Of course, summing up means leaving out some details. If you try to retain everything, you're back to the original problem—i.e., that you can't hold it all in your conscious awareness. What to leave out necessarily implies what to leave in—i.e., a selective recreation of reality.

There's much more to this topic, of course. Later, I'll refer you to Barry's seminar which should be available on CD some time soon. For now, I just want to make a note of something.

During the seminar, someone asked whether or not an exceptional personality could go without art to fuel his soul in his pursuit of some great value. Barry answered it well, though I don't have good notes on exactly what he said. As I thought more about the question, it dawned on me later that one way to respond would be to make this observation: can you pursue a great value without food or sleep? Yes, for a short time, in an emergency. But, barring an emergency, why would you want to?

Incidentally, this question, too, can give some insight to your metaphysical value-judgments—e.g., do you possess a malevolent universe premise or a benevolent universe premise? For example, do you think emergencies are the norm of life or the exception? Your answer will determine your answers to many concrete specifics—e.g., what career choices you make or what to have for breakfast?

Personally, I was moved by the way Barry ended his seminar. Being deeply reality oriented, he had to share with his class examples of the rubbish that passes for art today. Being deeply reality oriented, he also had to share with his class the hope for the future in romantic art via the romanticism upheld by Ayn Rand's powerhouse ideals.

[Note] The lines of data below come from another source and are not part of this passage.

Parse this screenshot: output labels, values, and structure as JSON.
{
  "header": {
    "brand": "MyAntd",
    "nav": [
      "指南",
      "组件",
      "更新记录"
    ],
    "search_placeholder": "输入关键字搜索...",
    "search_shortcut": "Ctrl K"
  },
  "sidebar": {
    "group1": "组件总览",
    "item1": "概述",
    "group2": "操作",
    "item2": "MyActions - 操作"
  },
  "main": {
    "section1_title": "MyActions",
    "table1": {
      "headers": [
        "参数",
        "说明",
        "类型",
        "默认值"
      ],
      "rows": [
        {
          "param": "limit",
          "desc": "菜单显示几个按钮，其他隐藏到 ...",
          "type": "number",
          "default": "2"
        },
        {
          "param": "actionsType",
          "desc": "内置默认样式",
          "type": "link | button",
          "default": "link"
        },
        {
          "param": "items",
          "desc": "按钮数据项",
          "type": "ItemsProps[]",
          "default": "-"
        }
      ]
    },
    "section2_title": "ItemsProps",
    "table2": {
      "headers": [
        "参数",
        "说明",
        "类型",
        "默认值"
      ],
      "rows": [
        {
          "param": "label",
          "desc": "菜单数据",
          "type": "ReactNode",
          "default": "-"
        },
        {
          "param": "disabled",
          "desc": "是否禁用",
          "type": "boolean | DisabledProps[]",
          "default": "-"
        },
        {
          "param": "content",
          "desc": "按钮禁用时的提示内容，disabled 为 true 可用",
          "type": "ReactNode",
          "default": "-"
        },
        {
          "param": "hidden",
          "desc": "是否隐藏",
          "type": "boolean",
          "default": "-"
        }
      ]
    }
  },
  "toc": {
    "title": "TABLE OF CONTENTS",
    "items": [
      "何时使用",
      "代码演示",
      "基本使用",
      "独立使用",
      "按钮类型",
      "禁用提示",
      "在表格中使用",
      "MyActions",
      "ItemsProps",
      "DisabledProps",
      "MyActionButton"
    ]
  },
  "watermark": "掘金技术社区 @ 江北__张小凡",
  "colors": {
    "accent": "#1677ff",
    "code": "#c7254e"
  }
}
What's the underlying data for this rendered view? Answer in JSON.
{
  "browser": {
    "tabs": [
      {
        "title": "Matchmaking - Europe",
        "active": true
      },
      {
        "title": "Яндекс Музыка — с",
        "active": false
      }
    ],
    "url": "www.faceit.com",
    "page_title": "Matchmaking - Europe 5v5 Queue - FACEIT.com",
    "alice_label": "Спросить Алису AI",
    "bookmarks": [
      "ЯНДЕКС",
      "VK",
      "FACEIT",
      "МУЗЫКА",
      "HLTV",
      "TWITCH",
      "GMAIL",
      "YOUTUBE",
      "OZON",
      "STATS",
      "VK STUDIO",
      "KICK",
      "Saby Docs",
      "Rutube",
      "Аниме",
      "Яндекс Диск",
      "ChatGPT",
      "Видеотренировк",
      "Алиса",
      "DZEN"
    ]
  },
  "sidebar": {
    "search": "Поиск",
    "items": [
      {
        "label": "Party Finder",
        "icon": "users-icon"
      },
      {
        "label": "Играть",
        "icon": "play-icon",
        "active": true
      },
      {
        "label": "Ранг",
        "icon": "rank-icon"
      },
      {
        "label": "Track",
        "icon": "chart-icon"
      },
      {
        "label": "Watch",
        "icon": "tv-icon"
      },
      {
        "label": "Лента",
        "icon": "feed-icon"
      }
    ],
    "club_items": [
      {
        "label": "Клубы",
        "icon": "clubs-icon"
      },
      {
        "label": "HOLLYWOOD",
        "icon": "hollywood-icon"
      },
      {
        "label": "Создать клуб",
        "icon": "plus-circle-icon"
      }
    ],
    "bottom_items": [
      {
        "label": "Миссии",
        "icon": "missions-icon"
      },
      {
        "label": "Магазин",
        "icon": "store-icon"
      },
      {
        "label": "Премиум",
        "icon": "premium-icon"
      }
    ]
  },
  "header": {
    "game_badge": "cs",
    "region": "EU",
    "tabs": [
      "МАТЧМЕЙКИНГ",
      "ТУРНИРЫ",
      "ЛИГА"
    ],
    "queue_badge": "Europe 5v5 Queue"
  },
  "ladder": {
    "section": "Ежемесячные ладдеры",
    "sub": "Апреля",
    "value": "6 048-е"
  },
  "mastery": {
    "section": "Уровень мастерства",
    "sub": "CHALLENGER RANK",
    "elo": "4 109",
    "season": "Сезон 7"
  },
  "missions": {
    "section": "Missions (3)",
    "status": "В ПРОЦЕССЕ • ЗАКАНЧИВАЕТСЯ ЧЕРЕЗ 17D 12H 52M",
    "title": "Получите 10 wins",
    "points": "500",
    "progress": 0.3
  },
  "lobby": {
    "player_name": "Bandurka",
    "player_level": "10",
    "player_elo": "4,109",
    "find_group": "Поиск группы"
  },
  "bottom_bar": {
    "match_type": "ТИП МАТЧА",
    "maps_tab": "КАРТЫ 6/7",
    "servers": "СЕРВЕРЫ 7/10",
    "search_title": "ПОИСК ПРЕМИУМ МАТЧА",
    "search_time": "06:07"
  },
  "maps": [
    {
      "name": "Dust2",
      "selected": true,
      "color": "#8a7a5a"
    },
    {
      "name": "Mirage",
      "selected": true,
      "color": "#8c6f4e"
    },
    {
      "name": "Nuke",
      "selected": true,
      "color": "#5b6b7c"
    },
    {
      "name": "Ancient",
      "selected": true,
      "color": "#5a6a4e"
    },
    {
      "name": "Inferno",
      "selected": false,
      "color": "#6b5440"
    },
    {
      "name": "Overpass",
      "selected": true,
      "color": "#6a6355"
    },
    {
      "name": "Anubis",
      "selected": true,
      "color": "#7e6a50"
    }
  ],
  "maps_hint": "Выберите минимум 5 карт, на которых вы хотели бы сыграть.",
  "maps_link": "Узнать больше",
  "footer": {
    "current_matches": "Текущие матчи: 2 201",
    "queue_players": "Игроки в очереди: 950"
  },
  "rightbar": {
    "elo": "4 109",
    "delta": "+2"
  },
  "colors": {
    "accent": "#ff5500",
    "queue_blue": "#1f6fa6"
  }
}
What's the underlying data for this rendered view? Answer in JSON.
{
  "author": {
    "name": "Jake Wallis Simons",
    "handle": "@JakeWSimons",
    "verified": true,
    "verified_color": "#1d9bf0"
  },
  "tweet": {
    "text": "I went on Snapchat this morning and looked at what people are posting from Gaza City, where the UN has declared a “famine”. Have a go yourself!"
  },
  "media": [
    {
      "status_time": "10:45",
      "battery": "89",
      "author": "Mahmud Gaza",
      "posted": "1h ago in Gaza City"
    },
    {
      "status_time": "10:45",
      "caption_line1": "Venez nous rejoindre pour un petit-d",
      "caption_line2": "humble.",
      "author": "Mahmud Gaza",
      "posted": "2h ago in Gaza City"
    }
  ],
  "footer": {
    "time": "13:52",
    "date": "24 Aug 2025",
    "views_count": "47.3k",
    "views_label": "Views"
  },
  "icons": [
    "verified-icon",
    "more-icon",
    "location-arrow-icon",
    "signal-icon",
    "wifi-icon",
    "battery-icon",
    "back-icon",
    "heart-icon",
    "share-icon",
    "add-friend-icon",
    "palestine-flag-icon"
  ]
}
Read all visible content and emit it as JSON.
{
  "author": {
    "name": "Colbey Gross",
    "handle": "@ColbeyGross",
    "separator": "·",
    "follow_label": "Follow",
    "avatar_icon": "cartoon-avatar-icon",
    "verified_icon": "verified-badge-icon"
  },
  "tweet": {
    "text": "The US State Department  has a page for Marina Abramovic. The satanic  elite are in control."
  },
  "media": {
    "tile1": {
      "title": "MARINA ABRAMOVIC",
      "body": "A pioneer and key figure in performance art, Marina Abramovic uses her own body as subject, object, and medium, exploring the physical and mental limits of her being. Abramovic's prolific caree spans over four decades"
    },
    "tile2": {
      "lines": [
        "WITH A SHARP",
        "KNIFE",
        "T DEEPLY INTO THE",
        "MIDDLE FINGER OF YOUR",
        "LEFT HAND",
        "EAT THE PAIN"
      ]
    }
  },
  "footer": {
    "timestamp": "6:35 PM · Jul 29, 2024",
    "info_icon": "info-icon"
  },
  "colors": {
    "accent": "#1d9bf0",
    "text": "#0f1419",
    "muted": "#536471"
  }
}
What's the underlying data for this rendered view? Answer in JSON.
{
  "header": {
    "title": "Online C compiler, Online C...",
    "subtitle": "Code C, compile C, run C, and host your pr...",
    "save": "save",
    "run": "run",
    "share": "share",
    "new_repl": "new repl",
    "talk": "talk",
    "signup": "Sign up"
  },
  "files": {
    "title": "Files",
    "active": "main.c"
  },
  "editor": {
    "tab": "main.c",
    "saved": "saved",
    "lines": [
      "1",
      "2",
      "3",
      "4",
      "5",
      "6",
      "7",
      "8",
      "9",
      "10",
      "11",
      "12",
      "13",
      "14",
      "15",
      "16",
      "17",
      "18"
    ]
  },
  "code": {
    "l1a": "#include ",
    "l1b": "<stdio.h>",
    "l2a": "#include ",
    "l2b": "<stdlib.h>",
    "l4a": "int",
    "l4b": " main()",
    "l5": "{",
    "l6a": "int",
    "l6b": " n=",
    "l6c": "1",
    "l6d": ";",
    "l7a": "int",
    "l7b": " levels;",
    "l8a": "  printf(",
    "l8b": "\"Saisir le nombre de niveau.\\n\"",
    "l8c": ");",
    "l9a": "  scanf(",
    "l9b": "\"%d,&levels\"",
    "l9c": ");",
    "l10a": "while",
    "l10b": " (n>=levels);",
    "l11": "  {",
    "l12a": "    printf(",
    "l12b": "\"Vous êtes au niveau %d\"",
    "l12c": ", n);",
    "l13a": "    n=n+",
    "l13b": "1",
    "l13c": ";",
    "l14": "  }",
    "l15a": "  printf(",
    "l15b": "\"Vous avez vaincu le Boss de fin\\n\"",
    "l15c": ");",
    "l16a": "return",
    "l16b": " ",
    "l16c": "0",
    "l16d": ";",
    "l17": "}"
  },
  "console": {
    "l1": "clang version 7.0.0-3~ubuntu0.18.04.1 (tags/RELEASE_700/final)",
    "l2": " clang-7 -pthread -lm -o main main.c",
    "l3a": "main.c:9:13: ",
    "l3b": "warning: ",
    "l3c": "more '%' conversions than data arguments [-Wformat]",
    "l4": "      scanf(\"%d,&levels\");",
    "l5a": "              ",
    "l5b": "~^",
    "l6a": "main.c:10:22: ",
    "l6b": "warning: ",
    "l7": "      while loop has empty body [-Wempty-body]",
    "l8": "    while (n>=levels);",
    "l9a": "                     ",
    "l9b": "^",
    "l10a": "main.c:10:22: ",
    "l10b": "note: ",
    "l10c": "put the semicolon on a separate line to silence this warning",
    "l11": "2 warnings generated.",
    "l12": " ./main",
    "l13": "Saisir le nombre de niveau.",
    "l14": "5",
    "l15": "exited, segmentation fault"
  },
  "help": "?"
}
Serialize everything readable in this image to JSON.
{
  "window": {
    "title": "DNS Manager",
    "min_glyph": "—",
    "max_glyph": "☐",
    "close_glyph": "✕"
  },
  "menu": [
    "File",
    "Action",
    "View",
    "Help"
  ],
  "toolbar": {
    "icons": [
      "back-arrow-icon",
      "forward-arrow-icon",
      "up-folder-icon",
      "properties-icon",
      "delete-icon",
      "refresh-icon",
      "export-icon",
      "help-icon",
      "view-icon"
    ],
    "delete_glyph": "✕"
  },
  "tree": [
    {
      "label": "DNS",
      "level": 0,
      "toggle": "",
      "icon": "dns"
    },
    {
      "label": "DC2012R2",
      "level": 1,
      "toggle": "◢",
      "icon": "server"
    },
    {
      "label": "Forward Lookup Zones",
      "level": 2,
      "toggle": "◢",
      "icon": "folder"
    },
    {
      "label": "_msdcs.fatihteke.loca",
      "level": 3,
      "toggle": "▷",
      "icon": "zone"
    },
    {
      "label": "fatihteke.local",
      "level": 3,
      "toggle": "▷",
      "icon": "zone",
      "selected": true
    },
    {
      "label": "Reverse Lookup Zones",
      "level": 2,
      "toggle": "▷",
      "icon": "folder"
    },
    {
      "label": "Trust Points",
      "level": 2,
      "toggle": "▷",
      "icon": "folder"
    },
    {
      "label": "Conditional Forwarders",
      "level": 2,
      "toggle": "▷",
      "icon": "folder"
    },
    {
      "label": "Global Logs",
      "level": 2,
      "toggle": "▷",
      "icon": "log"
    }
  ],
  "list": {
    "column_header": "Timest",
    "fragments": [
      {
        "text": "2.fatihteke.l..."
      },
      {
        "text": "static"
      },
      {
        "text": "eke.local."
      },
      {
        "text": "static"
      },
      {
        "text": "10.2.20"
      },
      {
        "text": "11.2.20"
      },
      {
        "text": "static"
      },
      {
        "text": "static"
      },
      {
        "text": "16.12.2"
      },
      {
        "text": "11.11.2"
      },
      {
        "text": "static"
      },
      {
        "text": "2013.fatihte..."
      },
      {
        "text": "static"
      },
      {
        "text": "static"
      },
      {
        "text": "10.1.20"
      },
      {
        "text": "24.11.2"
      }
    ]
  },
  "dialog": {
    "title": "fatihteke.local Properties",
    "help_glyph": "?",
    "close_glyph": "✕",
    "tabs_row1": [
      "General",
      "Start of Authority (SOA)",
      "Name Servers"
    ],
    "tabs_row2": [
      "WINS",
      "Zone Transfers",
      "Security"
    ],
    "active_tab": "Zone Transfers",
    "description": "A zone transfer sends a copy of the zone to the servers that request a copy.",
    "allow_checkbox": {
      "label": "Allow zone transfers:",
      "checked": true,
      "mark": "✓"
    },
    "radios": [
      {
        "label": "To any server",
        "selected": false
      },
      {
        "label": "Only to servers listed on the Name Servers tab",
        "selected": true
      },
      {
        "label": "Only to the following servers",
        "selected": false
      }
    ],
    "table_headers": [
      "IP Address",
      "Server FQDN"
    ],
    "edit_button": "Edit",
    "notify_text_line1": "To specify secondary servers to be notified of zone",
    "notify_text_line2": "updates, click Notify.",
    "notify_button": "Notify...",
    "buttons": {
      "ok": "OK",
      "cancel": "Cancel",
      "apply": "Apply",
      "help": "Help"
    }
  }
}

To put it another way, he showed things not only as they are but as they can and ought to be. It was inspiring.